Veterans’ Mortgage Life Insurance

Veterans’ Mortgage Life Insurance (VMLI) is mortgage protection insurance that can help families of severely disabled Servicemembers or Veterans pay off the home mortgage in the event of their death.

Eligibility

VMLI is only available to Servicemembers and Veterans with severe service-connected disabilities who:

  • Received Specially Adapted Housing (SAH) grant to help build, remodel, or purchase a home, AND
  • Have the title to the home, AND
  • Have a mortgage on the home

Veterans must apply for VMLI before their 70th birthday.

Benefits

VMLI provides up to $200,000 mortgage life insurance and is payable only to the mortgage holder (i.e. a bank or mortgage lender), not to a beneficiary.
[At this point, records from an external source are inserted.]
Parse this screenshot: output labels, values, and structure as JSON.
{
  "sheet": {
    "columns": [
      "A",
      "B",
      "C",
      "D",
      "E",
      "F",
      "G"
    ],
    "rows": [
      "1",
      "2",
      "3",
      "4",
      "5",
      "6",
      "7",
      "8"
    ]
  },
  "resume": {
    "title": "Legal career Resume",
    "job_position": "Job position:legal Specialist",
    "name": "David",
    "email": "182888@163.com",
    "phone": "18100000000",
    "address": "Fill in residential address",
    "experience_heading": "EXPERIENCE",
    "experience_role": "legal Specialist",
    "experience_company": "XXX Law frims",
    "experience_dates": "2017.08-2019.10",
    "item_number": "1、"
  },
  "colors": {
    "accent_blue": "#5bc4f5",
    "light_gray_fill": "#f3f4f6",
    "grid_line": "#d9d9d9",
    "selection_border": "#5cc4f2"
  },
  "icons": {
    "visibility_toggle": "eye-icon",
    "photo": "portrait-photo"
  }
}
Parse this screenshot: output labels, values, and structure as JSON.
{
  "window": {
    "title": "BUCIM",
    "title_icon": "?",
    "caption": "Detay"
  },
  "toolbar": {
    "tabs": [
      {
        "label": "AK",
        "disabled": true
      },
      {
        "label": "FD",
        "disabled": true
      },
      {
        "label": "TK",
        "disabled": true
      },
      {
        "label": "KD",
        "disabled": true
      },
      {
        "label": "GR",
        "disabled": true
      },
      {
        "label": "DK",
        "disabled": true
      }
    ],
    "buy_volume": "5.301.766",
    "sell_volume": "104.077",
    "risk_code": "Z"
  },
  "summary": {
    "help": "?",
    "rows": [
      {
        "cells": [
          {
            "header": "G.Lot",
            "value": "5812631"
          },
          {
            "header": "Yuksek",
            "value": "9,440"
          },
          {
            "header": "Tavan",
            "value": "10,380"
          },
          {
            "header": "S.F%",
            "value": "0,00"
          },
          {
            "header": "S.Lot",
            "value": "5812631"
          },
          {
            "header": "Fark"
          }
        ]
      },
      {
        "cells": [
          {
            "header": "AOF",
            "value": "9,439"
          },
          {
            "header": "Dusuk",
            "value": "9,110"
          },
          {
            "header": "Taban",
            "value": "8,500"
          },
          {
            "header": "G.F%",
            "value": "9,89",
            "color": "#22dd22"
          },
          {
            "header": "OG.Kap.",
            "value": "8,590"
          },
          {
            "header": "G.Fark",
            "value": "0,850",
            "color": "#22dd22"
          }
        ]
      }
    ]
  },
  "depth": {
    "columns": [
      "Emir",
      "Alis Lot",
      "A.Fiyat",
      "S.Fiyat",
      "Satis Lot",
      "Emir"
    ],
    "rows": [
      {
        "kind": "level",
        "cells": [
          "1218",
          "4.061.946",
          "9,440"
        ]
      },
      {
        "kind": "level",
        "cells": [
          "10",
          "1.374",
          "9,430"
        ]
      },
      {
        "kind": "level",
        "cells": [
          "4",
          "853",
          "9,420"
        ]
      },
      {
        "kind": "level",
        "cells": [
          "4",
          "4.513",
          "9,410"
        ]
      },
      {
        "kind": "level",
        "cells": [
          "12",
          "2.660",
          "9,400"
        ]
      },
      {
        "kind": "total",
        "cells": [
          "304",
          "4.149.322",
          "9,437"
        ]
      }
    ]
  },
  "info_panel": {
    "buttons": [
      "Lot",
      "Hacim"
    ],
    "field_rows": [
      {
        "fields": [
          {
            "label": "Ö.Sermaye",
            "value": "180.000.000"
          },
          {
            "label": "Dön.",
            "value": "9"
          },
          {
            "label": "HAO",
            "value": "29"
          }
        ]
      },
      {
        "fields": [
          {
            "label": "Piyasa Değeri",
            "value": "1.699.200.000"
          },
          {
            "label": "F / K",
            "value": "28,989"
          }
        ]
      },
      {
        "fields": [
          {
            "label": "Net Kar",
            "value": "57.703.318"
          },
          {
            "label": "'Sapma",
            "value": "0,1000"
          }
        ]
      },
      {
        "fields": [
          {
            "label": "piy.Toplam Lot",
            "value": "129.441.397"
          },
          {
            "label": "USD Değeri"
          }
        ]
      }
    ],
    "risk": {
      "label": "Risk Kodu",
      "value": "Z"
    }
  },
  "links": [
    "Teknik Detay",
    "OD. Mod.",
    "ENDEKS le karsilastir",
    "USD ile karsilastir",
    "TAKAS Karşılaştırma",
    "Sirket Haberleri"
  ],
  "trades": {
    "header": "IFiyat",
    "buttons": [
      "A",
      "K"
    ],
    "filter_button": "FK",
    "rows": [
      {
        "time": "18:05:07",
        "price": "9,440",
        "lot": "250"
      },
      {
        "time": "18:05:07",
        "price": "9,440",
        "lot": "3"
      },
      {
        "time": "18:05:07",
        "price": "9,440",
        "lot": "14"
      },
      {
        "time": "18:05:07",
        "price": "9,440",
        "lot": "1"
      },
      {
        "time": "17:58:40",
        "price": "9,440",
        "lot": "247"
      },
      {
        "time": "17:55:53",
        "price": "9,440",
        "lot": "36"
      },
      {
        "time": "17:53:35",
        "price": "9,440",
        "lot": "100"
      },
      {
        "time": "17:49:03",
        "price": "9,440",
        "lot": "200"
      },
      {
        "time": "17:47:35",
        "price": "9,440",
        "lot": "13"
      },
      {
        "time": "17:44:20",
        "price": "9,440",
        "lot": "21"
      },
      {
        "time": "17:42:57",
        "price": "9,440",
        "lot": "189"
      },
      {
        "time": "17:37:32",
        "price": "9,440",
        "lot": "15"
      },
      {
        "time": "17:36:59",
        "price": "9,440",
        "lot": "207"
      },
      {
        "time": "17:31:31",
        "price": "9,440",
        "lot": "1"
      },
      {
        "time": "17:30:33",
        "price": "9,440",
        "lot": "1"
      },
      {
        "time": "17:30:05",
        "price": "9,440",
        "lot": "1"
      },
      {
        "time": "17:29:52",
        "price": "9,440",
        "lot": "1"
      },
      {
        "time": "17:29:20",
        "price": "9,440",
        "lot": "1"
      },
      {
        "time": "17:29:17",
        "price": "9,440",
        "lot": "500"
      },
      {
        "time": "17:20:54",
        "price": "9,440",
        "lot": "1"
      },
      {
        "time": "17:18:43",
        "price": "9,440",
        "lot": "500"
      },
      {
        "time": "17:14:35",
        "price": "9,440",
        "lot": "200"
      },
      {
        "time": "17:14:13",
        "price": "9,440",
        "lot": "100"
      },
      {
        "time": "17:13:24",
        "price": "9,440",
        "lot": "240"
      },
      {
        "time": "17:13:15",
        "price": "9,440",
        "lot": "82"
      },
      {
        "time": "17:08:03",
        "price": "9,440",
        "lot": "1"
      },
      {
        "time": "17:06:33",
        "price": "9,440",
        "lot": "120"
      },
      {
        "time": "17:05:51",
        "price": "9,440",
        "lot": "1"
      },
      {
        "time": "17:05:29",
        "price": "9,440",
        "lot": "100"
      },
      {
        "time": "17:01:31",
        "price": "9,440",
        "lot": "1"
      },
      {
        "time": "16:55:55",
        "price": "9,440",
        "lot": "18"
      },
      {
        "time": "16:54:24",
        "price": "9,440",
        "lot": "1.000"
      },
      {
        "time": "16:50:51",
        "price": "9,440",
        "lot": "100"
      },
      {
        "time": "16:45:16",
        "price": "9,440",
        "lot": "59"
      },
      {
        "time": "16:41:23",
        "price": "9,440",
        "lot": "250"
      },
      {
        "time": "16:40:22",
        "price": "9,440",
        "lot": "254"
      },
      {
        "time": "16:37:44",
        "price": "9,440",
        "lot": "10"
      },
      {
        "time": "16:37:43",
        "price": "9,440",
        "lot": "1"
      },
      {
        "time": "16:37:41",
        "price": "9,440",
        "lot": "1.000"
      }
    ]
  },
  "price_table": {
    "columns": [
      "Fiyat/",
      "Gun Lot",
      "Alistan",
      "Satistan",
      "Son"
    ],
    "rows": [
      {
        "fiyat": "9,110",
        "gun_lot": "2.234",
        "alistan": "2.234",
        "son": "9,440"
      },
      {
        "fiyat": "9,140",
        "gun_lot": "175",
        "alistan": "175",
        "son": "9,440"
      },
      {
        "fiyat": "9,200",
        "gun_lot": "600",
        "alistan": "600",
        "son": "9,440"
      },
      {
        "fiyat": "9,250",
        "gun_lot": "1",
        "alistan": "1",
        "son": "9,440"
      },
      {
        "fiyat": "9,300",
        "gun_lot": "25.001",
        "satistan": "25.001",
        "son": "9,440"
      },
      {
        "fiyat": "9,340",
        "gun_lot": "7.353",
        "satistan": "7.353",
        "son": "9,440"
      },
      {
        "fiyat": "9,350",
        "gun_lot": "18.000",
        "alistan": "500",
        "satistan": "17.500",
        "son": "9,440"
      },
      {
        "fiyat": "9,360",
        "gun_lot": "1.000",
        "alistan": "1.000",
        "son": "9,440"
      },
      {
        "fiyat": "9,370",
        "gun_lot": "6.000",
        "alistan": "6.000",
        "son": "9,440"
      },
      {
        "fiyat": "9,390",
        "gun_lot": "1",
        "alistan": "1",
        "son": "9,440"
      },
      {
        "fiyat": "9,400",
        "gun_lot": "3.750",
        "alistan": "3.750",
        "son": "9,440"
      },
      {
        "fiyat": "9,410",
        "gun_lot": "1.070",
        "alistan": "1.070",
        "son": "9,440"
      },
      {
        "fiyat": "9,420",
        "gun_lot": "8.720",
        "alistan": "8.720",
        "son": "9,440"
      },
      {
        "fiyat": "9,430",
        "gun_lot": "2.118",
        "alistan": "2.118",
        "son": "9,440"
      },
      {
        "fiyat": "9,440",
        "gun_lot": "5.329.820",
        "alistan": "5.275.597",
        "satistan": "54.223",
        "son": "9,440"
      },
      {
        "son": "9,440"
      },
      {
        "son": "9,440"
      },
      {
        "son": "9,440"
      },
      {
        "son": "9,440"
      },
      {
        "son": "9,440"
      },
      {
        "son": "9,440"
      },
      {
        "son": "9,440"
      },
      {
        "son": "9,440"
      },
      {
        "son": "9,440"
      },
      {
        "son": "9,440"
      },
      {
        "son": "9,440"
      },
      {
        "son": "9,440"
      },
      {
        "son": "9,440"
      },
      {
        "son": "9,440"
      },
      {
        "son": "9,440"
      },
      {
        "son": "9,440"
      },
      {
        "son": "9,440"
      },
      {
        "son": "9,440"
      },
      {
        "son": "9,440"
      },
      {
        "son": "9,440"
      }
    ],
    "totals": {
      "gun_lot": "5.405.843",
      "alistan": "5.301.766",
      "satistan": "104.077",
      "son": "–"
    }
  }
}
The amount of coverage will equal the amount of the mortgage still owed, but the maximum can never exceed $200,000. VMLI is decreasing term insurance which reduces as the mortgage balance declines. VMLI has no loan or cash values and does not pay dividends.

Cost/Rates

To determine your VMLI premium amount consult the VMLI Premium Calculator.

Applying for VMLI

Servicemembers or Veterans who receive a grant for the purchase of Specially Adapted Housing are advised by Loan Guaranty personnel at their interview of their eligibility for VMLI to cover the unpaid mortgage on their home.

The Specially Adapted Housing Agent will help the Servicemember or Veteran complete VA Form 29-8636, Application for Veterans’ Mortgage Life Insurance. If a Servicemember or Veteran does not apply for VMLI coverage at that time, VA will send a letter informing them that they are eligible for such coverage. In addition to completing VA Form 29-8636. the Servicemember or Veteran must provide information about their current mortgage.